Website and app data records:
┌──
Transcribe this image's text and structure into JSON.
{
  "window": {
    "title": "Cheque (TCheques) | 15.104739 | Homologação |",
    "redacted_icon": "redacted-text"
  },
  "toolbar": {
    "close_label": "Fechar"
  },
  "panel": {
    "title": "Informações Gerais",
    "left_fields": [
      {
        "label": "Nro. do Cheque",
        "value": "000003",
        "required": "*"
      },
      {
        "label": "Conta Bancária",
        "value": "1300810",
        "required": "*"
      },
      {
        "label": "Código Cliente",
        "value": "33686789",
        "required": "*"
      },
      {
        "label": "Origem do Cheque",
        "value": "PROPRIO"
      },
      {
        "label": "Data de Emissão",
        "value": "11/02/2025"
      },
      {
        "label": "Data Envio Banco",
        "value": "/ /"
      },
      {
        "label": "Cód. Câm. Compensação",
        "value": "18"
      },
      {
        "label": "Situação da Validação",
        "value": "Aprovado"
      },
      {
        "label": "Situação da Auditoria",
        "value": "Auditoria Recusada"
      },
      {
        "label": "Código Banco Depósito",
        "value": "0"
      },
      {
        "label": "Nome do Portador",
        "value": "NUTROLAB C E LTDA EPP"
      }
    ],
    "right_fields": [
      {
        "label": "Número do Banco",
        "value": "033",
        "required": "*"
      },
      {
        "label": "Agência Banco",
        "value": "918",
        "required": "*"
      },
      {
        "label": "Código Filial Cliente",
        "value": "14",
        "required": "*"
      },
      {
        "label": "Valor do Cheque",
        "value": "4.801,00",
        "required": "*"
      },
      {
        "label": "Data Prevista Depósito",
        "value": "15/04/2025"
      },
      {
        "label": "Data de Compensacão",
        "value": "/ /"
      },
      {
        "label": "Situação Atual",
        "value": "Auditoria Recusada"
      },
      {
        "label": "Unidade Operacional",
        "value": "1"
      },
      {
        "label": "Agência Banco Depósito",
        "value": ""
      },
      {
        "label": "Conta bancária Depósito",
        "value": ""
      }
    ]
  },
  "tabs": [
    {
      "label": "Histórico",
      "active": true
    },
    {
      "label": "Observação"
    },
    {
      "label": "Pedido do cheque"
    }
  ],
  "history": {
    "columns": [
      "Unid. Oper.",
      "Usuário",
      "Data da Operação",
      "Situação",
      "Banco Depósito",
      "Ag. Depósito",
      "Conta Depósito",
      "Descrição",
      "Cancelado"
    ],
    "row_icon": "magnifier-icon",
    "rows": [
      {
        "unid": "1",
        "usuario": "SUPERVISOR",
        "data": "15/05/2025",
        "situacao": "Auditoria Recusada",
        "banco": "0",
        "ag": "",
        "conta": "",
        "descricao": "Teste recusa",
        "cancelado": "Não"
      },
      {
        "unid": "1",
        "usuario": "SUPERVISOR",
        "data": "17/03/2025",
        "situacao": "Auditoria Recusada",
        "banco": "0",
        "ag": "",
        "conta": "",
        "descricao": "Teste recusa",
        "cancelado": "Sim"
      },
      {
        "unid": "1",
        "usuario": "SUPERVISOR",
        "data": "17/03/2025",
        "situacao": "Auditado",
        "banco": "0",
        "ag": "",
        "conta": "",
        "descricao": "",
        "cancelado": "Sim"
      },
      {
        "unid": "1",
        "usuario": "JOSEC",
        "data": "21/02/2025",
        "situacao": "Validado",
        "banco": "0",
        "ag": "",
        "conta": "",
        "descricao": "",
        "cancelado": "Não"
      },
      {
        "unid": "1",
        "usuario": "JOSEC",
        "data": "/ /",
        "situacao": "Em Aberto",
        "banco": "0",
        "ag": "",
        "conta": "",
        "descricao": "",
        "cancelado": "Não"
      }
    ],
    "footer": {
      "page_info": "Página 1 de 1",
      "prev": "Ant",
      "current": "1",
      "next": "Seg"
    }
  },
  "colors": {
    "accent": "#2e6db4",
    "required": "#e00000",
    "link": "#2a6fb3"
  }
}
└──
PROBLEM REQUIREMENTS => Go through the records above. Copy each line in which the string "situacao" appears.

TASK RESPONSE =>
        "situacao": "Auditoria Recusada",
        "situacao": "Auditoria Recusada",
        "situacao": "Auditado",
        "situacao": "Validado",
        "situacao": "Em Aberto",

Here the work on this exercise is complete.